In fact, there’s even more to that iceberg, because Potiphar is surrounded by other actors, who have also spent a great deal of time getting ready for the show. Add to that the Orchestra that supports the singing, the Set Designers and builders that transform the stage into a palace in Egypt, the Costume Designer and her crew, the Choreographer, the Musical Director, the stage hands, Stage Manager and her assistant, Director, Producers, Front of House folks and heaven knows how many others, the tip of the iceberg looks pretty small when compared to the rest of it. Staging a musical is a big, complicated thing.

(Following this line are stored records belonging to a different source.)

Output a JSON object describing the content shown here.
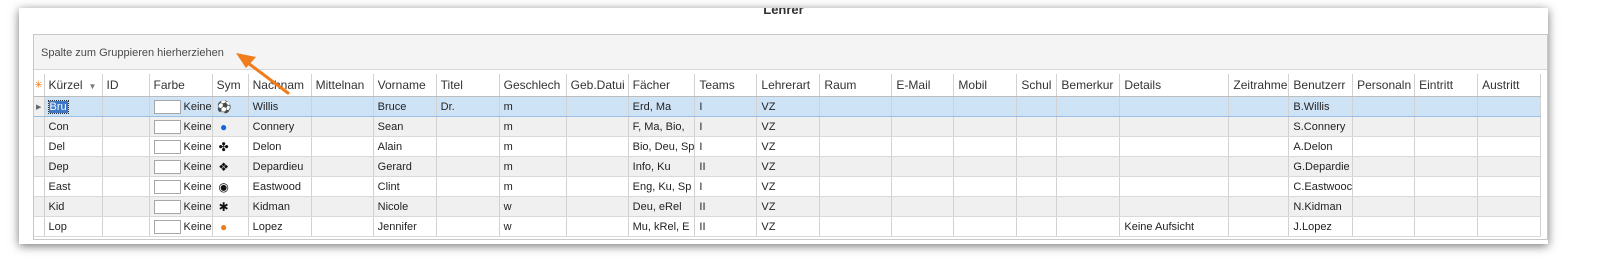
{
  "window_title": "Lehrer",
  "group_hint": "Spalte zum Gruppieren hierherziehen",
  "columns": [
    "Kürzel",
    "ID",
    "Farbe",
    "Sym",
    "Nachnam",
    "Mittelnan",
    "Vorname",
    "Titel",
    "Geschlech",
    "Geb.Datui",
    "Fächer",
    "Teams",
    "Lehrerart",
    "Raum",
    "E-Mail",
    "Mobil",
    "Schul",
    "Bemerkur",
    "Details",
    "Zeitrahmе",
    "Benutzerr",
    "Personaln",
    "Eintritt",
    "Austritt"
  ],
  "rows": [
    {
      "kuerzel": "Bru",
      "farbe": "Keine",
      "sym": "soccer-ball-icon",
      "sym_glyph": "⚽",
      "sym_color": "#111111",
      "nachname": "Willis",
      "vorname": "Bruce",
      "titel": "Dr.",
      "geschlecht": "m",
      "faecher": "Erd, Ma",
      "teams": "I",
      "lehrerart": "VZ",
      "details": "",
      "benutzer": "B.Willis"
    },
    {
      "kuerzel": "Con",
      "farbe": "Keine",
      "sym": "apple-icon",
      "sym_glyph": "●",
      "sym_color": "#1565e0",
      "nachname": "Connery",
      "vorname": "Sean",
      "titel": "",
      "geschlecht": "m",
      "faecher": "F, Ma, Bio,",
      "teams": "I",
      "lehrerart": "VZ",
      "details": "",
      "benutzer": "S.Connery"
    },
    {
      "kuerzel": "Del",
      "farbe": "Keine",
      "sym": "flower-icon",
      "sym_glyph": "✤",
      "sym_color": "#111111",
      "nachname": "Delon",
      "vorname": "Alain",
      "titel": "",
      "geschlecht": "m",
      "faecher": "Bio, Deu, Sp",
      "teams": "I",
      "lehrerart": "VZ",
      "details": "",
      "benutzer": "A.Delon"
    },
    {
      "kuerzel": "Dep",
      "farbe": "Keine",
      "sym": "four-diamonds-icon",
      "sym_glyph": "❖",
      "sym_color": "#111111",
      "nachname": "Depardieu",
      "vorname": "Gerard",
      "titel": "",
      "geschlecht": "m",
      "faecher": "Info, Ku",
      "teams": "II",
      "lehrerart": "VZ",
      "details": "",
      "benutzer": "G.Depardie"
    },
    {
      "kuerzel": "East",
      "farbe": "Keine",
      "sym": "circle-dot-icon",
      "sym_glyph": "◉",
      "sym_color": "#111111",
      "nachname": "Eastwood",
      "vorname": "Clint",
      "titel": "",
      "geschlecht": "m",
      "faecher": "Eng, Ku, Sp",
      "teams": "I",
      "lehrerart": "VZ",
      "details": "",
      "benutzer": "C.Eastwooc"
    },
    {
      "kuerzel": "Kid",
      "farbe": "Keine",
      "sym": "asterisk-icon",
      "sym_glyph": "✱",
      "sym_color": "#111111",
      "nachname": "Kidman",
      "vorname": "Nicole",
      "titel": "",
      "geschlecht": "w",
      "faecher": "Deu, eRel",
      "teams": "II",
      "lehrerart": "VZ",
      "details": "",
      "benutzer": "N.Kidman"
    },
    {
      "kuerzel": "Lop",
      "farbe": "Keine",
      "sym": "orange-apple-icon",
      "sym_glyph": "●",
      "sym_color": "#f07c1c",
      "nachname": "Lopez",
      "vorname": "Jennifer",
      "titel": "",
      "geschlecht": "w",
      "faecher": "Mu, kRel, E",
      "teams": "II",
      "lehrerart": "VZ",
      "details": "Keine Aufsicht",
      "benutzer": "J.Lopez"
    }
  ],
  "colors": {
    "accent_arrow": "#f07c1c",
    "selection": "#cfe3f7",
    "alt_row": "#f0f0f0"
  }
}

As people of faith we often summarize what we believe and how we interact with the simple phrase “Love one another”. If you’re really fancy, you might say “Love one another as you would be loved. It’s a wonderful, pithy, easy-to-remember expression that also happens to sound great. No wonder we love to share it with others and use it as our guiding principle for life.
It is, however, what I suggest is only a “Tip-Of-The-Iceberg” expression because, despite its simplicity and directness, there is way more to it than it might suggest.
Think, for a moment, what that phrase means to you. How do you personally unpack it? For me, it means caring for others no matter who they are. It also means forgiving others when they hurt you; support people; welcome the stranger; practice justice; model Jesus’ way of life; call people to account when they don’t act lovingly. See what I mean? Saying “Love one another” is just the tip of the iceberg when you start to think about what it means and what it looks like in real life.
One more thing. From the surface, it looks like Icebergs are set apart and far off from one another. Yet below the surface, where they spread out to their full size, I imagine them being in close contact with one another. Some might be neighbours reaching out in friendship. Others may be strangers bumping into to one another. There are caregivers comforting their charges, leaders urging others on, curious crowds living their lives or throngs of worshipers gathered together to praise God.
Sometimes all we see are the tips of the Icebergs that fill the sea along with us. But when we follow Jesus, we are closer to one another than we might think, loving one another in more ways than we can possibly imagine.